If we as a nation are supposed to expect our politicians to move beyond ideologies and work together for the greater good, we must hold them to a higher standard. We must be anti-attack ad, anti-cult of personality, we must challenge for a higher discourse, one of ideas, one of wisdom, one of true leadership at the community level. These are the discourses that built our nation under the Greatest Generation.

And where did these discourses happen? In family homes, community centres, church basements. Whether they were gathered around televisions, radios, books, or simply cups of tea/coffee. These are conversations that changed our world, crossing ideological boundaries.

This is the informed community we need to rebuild, and what I want to encourage Canadians to do in their own homes. Whether it is documentary night, or a book and brunch, or just coffee clatches. But the idea is to let go of our ideological groundings and to open up a simple discussion:

What is Canada to us?

Which candidate best represents that?

Some great reads to inform these discussions I would like to suggest (and please in the comments leave other ones and some documentaries or websites) are:

Think Big by Preston Manning (2003, McLelland & Stewart)

Who We Are by Elizabeth May (2014, Greystone Books)

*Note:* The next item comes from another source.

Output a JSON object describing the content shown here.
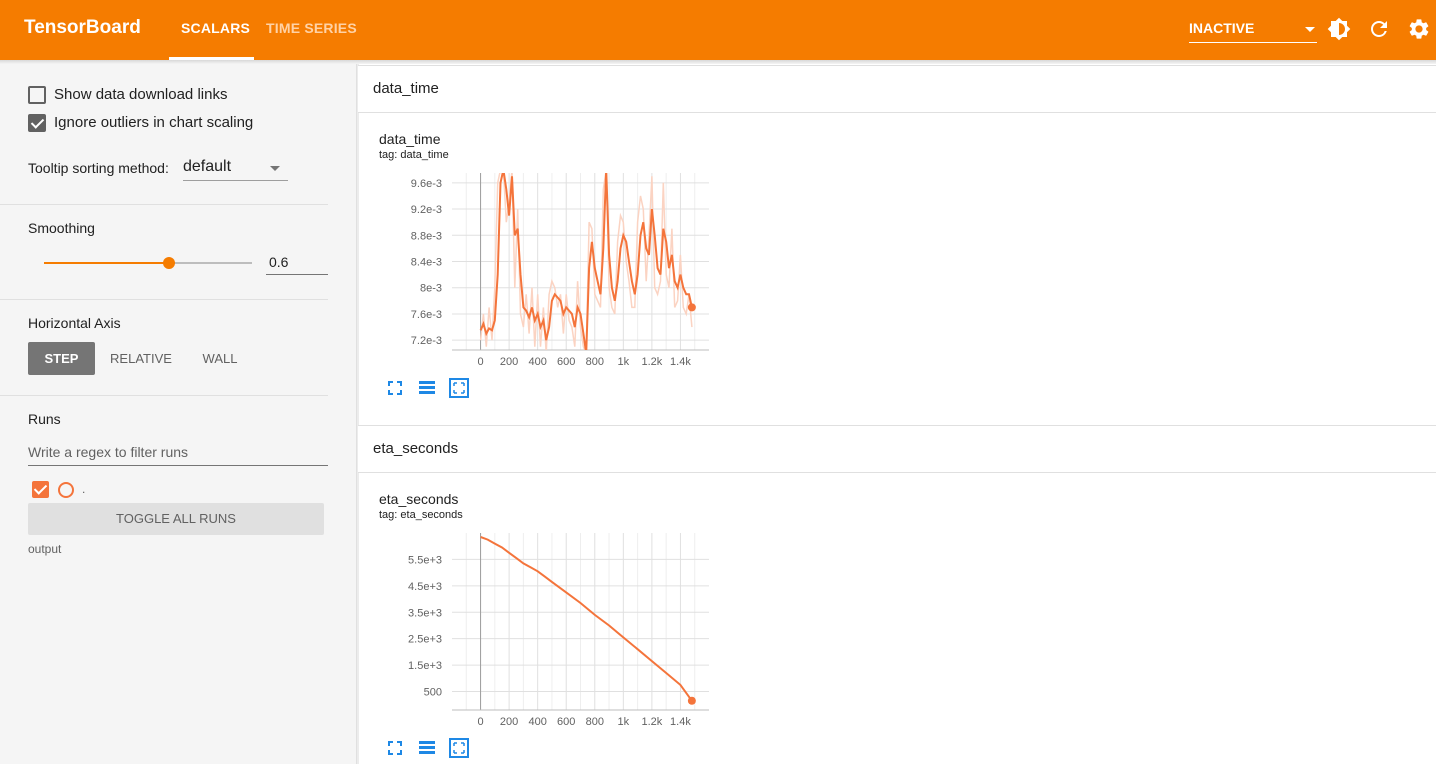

The Longer I am Prime Minister by Paul Wells (2014, Random House)

How We Lead by Joe Clark (2014, Random House)

Hell or High Water by Paul Martin (2009, McLelland and Stewart)

The Right Balance by Hugh Segal (2011, D&M Publishers)

Speaking Out Louder by Jack Layton (2011, McLelland & Stewart)

I would also encourage reading any works by the abover writers as well as Pierre Trudeau, Lloyd Axworthy, Peter C. Newman, J.S. Woodsworth, Tommy Douglas, Lawrence Martin, Andrew Cohen, Chantal Hubert, Romeo Dallaire, and Donald Savoie.